The dilemma turns up in an odd way. Reading through the catalogue, you notice how a single thought recurs. "There is no need to stress the relevance of these works to the present" (says the curators' introduction), and "Its relevance is as strong today as it was in the circumstances of his time" (the essay on Goya), and "Has anything happened since then to make it irrelevant today?" (the essay on Dix).
It's a curious, double-binding formula, because it's not quite clear if they're praising the artists for being abidingly relevant, or blaming the world for being unteachably warlike. It sounds like they'd ideally want to say: these works are now fortunately quite irrelevant. But they wouldn't really want to say that, would they?
It's telling too that the essay on Callot doesn't claim continuing relevance for him. It's not that his facts are out of date. The savageries he depicts have all been repeated in the Yugoslav wars. It's a matter of attitude. And, true, Callot does seem modern in the way he focuses on suffering and violence as such, aside from issues of partisanship or merit.
However, the decisive difference, the thing that makes Goya's and Dix's wars "recognisable" to us and Callot's not, is that their wars are shown as senseless. Callot's excesses are crimes and punishments, but not madness. Madness, senselessness, meaninglessness: these are the essential aspects of the modern war picture.
In Dix, say, the fact that combat is edited out might sound like a decorum, but actually it's part of a larger omission: no one is shown doing anything militarily useful. All purposes are removed - no fighting, only its effects. The Western Front becomes a holiday in hell.
This tendency is still more pronounced in Goya. In his war, senselessness is a general condition of all action. His figures - be they victims, aggressors, resistors - move somnambulistically. Whatever they do, they stumble into it. The difference between living and dead is only a nuance of inertia. But Dix's war-world is still redeemed by an astonished incredulity - he cannot believe he saw it. And the tarnished vision of humans so prominent in his paintings is usually suspended in these etchings; his soldiers are wretched, but not cockeyed sickos.
In Goya, evil is done and suffered with a blind and helpless predictability. One can hardly say whether his point is that war causes universal dehumanisation; or that war is only the most vivid proof- cum-symbol of humanity's inherent brutishness. His scenes are a reminder that emphasising the "senselessness" of war is a doubtful anti-war gambit - a satisfying insult to war, but a pessimistic doctrine when it comes to keeping the peace. For what could be the cure for senselessness?
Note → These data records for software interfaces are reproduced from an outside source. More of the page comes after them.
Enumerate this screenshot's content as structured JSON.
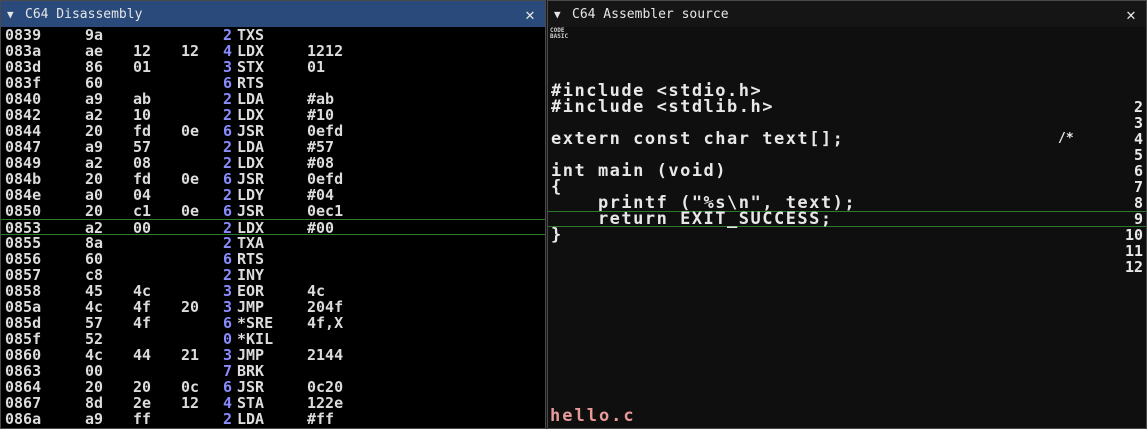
{
  "left_window": {
    "title": "C64 Disassembly",
    "collapse_glyph": "▼",
    "close_glyph": "✕",
    "rows": [
      {
        "addr": "0839",
        "b1": "9a",
        "b2": "",
        "b3": "",
        "cyc": "2",
        "mn": "TXS",
        "op": ""
      },
      {
        "addr": "083a",
        "b1": "ae",
        "b2": "12",
        "b3": "12",
        "cyc": "4",
        "mn": "LDX",
        "op": "1212"
      },
      {
        "addr": "083d",
        "b1": "86",
        "b2": "01",
        "b3": "",
        "cyc": "3",
        "mn": "STX",
        "op": "01"
      },
      {
        "addr": "083f",
        "b1": "60",
        "b2": "",
        "b3": "",
        "cyc": "6",
        "mn": "RTS",
        "op": ""
      },
      {
        "addr": "0840",
        "b1": "a9",
        "b2": "ab",
        "b3": "",
        "cyc": "2",
        "mn": "LDA",
        "op": "#ab"
      },
      {
        "addr": "0842",
        "b1": "a2",
        "b2": "10",
        "b3": "",
        "cyc": "2",
        "mn": "LDX",
        "op": "#10"
      },
      {
        "addr": "0844",
        "b1": "20",
        "b2": "fd",
        "b3": "0e",
        "cyc": "6",
        "mn": "JSR",
        "op": "0efd"
      },
      {
        "addr": "0847",
        "b1": "a9",
        "b2": "57",
        "b3": "",
        "cyc": "2",
        "mn": "LDA",
        "op": "#57"
      },
      {
        "addr": "0849",
        "b1": "a2",
        "b2": "08",
        "b3": "",
        "cyc": "2",
        "mn": "LDX",
        "op": "#08"
      },
      {
        "addr": "084b",
        "b1": "20",
        "b2": "fd",
        "b3": "0e",
        "cyc": "6",
        "mn": "JSR",
        "op": "0efd"
      },
      {
        "addr": "084e",
        "b1": "a0",
        "b2": "04",
        "b3": "",
        "cyc": "2",
        "mn": "LDY",
        "op": "#04"
      },
      {
        "addr": "0850",
        "b1": "20",
        "b2": "c1",
        "b3": "0e",
        "cyc": "6",
        "mn": "JSR",
        "op": "0ec1"
      },
      {
        "addr": "0853",
        "b1": "a2",
        "b2": "00",
        "b3": "",
        "cyc": "2",
        "mn": "LDX",
        "op": "#00"
      },
      {
        "addr": "0855",
        "b1": "8a",
        "b2": "",
        "b3": "",
        "cyc": "2",
        "mn": "TXA",
        "op": ""
      },
      {
        "addr": "0856",
        "b1": "60",
        "b2": "",
        "b3": "",
        "cyc": "6",
        "mn": "RTS",
        "op": ""
      },
      {
        "addr": "0857",
        "b1": "c8",
        "b2": "",
        "b3": "",
        "cyc": "2",
        "mn": "INY",
        "op": ""
      },
      {
        "addr": "0858",
        "b1": "45",
        "b2": "4c",
        "b3": "",
        "cyc": "3",
        "mn": "EOR",
        "op": "4c"
      },
      {
        "addr": "085a",
        "b1": "4c",
        "b2": "4f",
        "b3": "20",
        "cyc": "3",
        "mn": "JMP",
        "op": "204f"
      },
      {
        "addr": "085d",
        "b1": "57",
        "b2": "4f",
        "b3": "",
        "cyc": "6",
        "mn": "*SRE",
        "op": "4f,X"
      },
      {
        "addr": "085f",
        "b1": "52",
        "b2": "",
        "b3": "",
        "cyc": "0",
        "mn": "*KIL",
        "op": ""
      },
      {
        "addr": "0860",
        "b1": "4c",
        "b2": "44",
        "b3": "21",
        "cyc": "3",
        "mn": "JMP",
        "op": "2144"
      },
      {
        "addr": "0863",
        "b1": "00",
        "b2": "",
        "b3": "",
        "cyc": "7",
        "mn": "BRK",
        "op": ""
      },
      {
        "addr": "0864",
        "b1": "20",
        "b2": "20",
        "b3": "0c",
        "cyc": "6",
        "mn": "JSR",
        "op": "0c20"
      },
      {
        "addr": "0867",
        "b1": "8d",
        "b2": "2e",
        "b3": "12",
        "cyc": "4",
        "mn": "STA",
        "op": "122e"
      },
      {
        "addr": "086a",
        "b1": "a9",
        "b2": "ff",
        "b3": "",
        "cyc": "2",
        "mn": "LDA",
        "op": "#ff"
      }
    ],
    "selected_row": 12
  },
  "right_window": {
    "title": "C64 Assembler source",
    "collapse_glyph": "▼",
    "close_glyph": "✕",
    "mode_labels": [
      "CODE",
      "BASIC"
    ],
    "lines": [
      {
        "text": "#include <stdio.h>",
        "num": ""
      },
      {
        "text": "#include <stdlib.h>",
        "num": "2"
      },
      {
        "text": "",
        "num": "3"
      },
      {
        "text": "extern const char text[];",
        "num": "4"
      },
      {
        "text": "",
        "num": "5"
      },
      {
        "text": "int main (void)",
        "num": "6"
      },
      {
        "text": "{",
        "num": "7"
      },
      {
        "text": "    printf (\"%s\\n\", text);",
        "num": "8"
      },
      {
        "text": "    return EXIT_SUCCESS;",
        "num": "9"
      },
      {
        "text": "}",
        "num": "10"
      },
      {
        "text": "",
        "num": "11"
      },
      {
        "text": "",
        "num": "12"
      }
    ],
    "comment_mark": "/*",
    "selected_line": 8,
    "filename": "hello.c"
  },
  "colors": {
    "title_active": "#294a7a",
    "selection_border": "#2d7a2d",
    "cycle_count": "#8a8cff",
    "filename": "#e89a9a"
  }
}
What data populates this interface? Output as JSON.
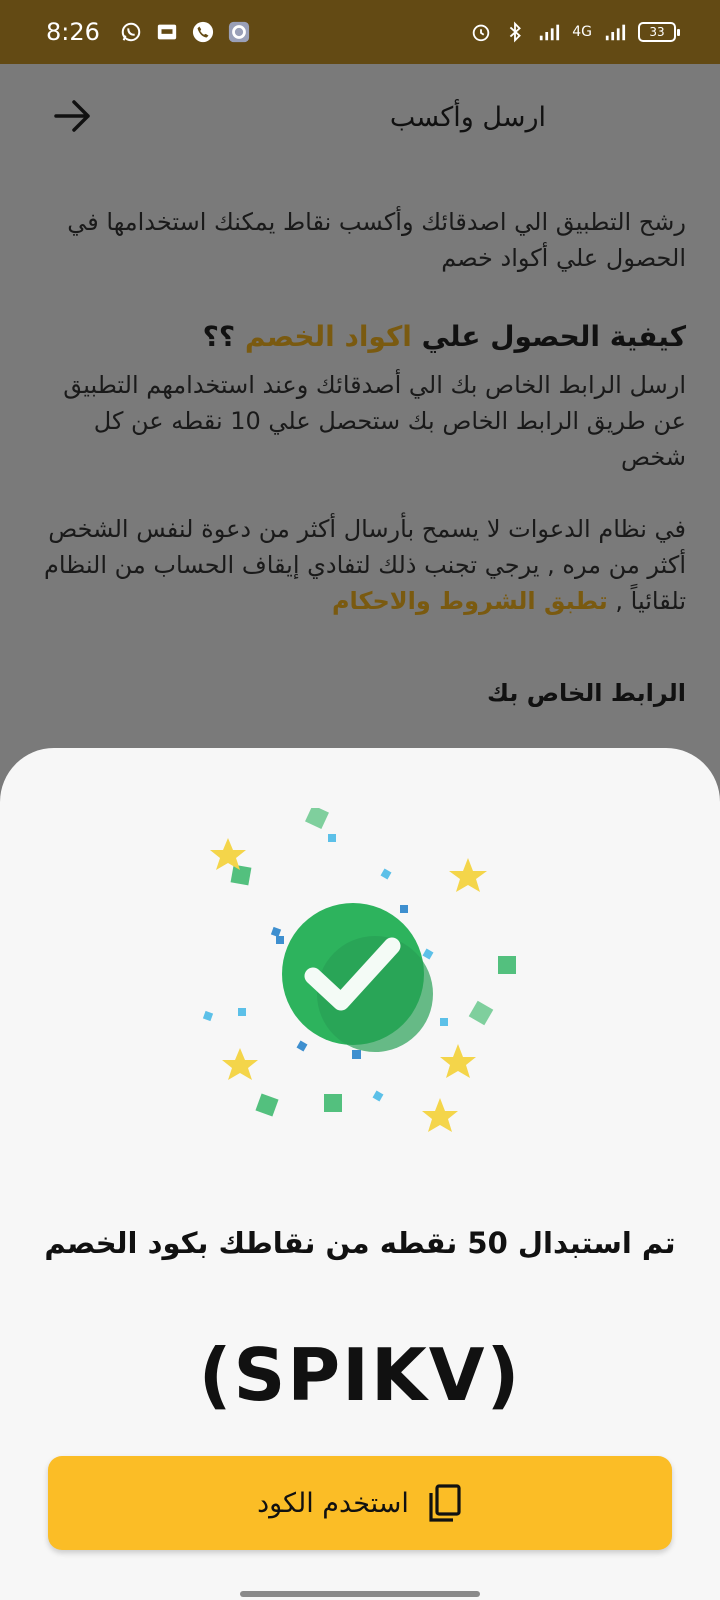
{
  "status_bar": {
    "time": "8:26",
    "network": "4G",
    "battery": "33",
    "icons": [
      "whatsapp-icon",
      "gallery-icon",
      "phone-icon",
      "settings-icon",
      "alarm-icon",
      "bluetooth-icon",
      "signal-icon",
      "signal-4g-icon",
      "battery-icon"
    ]
  },
  "page": {
    "title": "ارسل وأكسب",
    "intro": "رشح التطبيق الي اصدقائك وأكسب نقاط يمكنك استخدامها في الحصول علي أكواد خصم",
    "how_title_main": "كيفية الحصول علي",
    "how_title_accent": "اكواد الخصم",
    "how_title_suffix": "؟؟",
    "how_text": "ارسل الرابط الخاص بك الي أصدقائك وعند استخدامهم التطبيق عن طريق الرابط الخاص بك ستحصل علي 10 نقطه عن كل شخص",
    "policy_text": "في نظام الدعوات لا يسمح بأرسال أكثر من دعوة لنفس الشخص أكثر من مره , يرجي تجنب ذلك لتفادي إيقاف الحساب من النظام تلقائياً ,",
    "policy_link": "تطبق الشروط والاحكام",
    "link_label": "الرابط الخاص بك"
  },
  "sheet": {
    "message": "تم استبدال 50 نقطه من نقاطك بكود الخصم",
    "code": "(SPIKV)",
    "use_button_label": "استخدم الكود"
  },
  "colors": {
    "status_bar": "#634a14",
    "accent": "#7a5a10",
    "button": "#fbbd26",
    "success": "#2db35d"
  }
}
Probably the totally anti-war war-picture is an impossible idea, and it's hardly worth calling this an irony, or being extrmely troubled by it. Turning from the heroic paths of glory is one thing. But a humanitarian indictment turns out to require just the same visual support as a theatre of sadism. However you show them, the horrors will be too interesting, too exciting, or too remote, or too inevitable. One shouldn't even expect to find a right way of seeing the subject. But watch on anyway.
`Disasters of War' is at Brighton Museum and Art Gallery; till 4 October, admission free